by John Updike
Where It All Goes Down
The chain grocery story is now a fixture of American life. In the 2000s we have 24-hour stores, self checkouts, and vast arrays of basic and specialty items, from rice and beans to expensive patio furniture. The A&P grocery store chain was one of the pioneers in this industry, paving the way for the superstores we see today (source).

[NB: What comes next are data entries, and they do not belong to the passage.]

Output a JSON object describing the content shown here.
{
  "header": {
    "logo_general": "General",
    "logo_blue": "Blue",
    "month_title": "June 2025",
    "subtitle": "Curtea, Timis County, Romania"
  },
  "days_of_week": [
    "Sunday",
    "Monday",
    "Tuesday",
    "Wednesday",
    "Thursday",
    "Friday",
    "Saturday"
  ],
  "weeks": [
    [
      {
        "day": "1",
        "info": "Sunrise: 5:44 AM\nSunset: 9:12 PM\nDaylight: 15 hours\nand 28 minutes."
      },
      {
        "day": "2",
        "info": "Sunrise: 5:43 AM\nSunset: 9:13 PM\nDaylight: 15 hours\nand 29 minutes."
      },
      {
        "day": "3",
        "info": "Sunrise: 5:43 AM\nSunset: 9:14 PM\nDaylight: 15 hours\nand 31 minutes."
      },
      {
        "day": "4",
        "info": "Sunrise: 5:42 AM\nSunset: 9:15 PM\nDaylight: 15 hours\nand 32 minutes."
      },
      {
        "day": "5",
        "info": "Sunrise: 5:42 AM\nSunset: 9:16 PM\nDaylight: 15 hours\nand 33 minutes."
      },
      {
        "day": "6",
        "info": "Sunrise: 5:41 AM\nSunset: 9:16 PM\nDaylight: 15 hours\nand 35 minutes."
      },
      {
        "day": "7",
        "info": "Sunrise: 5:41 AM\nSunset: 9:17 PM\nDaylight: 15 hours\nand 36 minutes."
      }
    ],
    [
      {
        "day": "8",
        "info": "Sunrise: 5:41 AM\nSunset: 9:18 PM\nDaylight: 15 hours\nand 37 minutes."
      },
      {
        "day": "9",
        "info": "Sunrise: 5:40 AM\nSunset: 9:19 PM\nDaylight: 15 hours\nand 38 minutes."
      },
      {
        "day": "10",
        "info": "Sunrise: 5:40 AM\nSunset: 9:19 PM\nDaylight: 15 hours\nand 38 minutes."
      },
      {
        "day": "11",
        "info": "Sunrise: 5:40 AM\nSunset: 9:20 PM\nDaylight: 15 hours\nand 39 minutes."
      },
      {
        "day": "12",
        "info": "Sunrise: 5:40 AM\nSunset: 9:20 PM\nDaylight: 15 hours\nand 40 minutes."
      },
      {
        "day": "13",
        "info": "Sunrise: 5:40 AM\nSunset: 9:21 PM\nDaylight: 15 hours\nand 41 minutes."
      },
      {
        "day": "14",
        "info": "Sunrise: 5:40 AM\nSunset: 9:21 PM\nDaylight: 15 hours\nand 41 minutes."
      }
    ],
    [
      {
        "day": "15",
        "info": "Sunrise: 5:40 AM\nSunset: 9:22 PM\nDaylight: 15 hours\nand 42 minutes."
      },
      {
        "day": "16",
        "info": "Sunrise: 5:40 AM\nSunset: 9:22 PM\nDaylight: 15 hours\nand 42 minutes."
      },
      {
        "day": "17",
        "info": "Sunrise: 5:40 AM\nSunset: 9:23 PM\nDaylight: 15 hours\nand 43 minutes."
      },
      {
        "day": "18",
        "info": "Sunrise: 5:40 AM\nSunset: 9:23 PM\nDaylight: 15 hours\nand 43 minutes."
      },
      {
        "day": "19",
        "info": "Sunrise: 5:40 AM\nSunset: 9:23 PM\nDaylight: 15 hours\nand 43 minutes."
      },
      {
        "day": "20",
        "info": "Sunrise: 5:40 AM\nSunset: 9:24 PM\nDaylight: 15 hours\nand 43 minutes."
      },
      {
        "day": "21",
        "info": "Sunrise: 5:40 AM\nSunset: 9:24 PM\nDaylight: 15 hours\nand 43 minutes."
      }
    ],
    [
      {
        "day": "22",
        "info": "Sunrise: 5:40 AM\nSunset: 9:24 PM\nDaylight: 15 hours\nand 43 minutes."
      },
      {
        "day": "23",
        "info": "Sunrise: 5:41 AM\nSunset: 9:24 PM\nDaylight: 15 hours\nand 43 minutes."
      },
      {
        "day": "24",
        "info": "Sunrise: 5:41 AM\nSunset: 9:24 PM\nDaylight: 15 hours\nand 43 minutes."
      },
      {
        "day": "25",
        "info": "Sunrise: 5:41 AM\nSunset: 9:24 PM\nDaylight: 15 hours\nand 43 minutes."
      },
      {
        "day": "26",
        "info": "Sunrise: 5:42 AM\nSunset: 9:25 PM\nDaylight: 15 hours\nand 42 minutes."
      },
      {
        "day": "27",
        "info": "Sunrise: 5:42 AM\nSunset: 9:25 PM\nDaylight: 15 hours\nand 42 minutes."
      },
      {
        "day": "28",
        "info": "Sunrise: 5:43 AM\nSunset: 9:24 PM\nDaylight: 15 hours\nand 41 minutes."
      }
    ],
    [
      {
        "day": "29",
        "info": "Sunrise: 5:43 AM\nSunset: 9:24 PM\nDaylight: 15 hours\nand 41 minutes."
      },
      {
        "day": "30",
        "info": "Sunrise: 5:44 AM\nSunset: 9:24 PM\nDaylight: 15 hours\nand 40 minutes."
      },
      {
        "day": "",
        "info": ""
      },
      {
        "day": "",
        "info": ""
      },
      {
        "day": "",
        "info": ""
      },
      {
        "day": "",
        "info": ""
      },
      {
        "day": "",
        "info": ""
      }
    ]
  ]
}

In Sammy's eyes, the A&P he works in reflects the conformist tendencies of his community. He sees the store patrons as "sheep," or followers, rather than independent thinkers. In an interview about the story, Updike says that in those days in America [the 1950s and '60s], "people by and large conformed and were expected to conform" (source). Sammy and the girls in bathing suits represent a rebellion against this conformism. In the interview, Updike refers to "voices of dissent" in the 1950s and '60s, like Allen Ginsberg, Jack Kerouac, and James Dean – people willing to risk embarrassment, quit their jobs, or otherwise take a stand for individual freedom.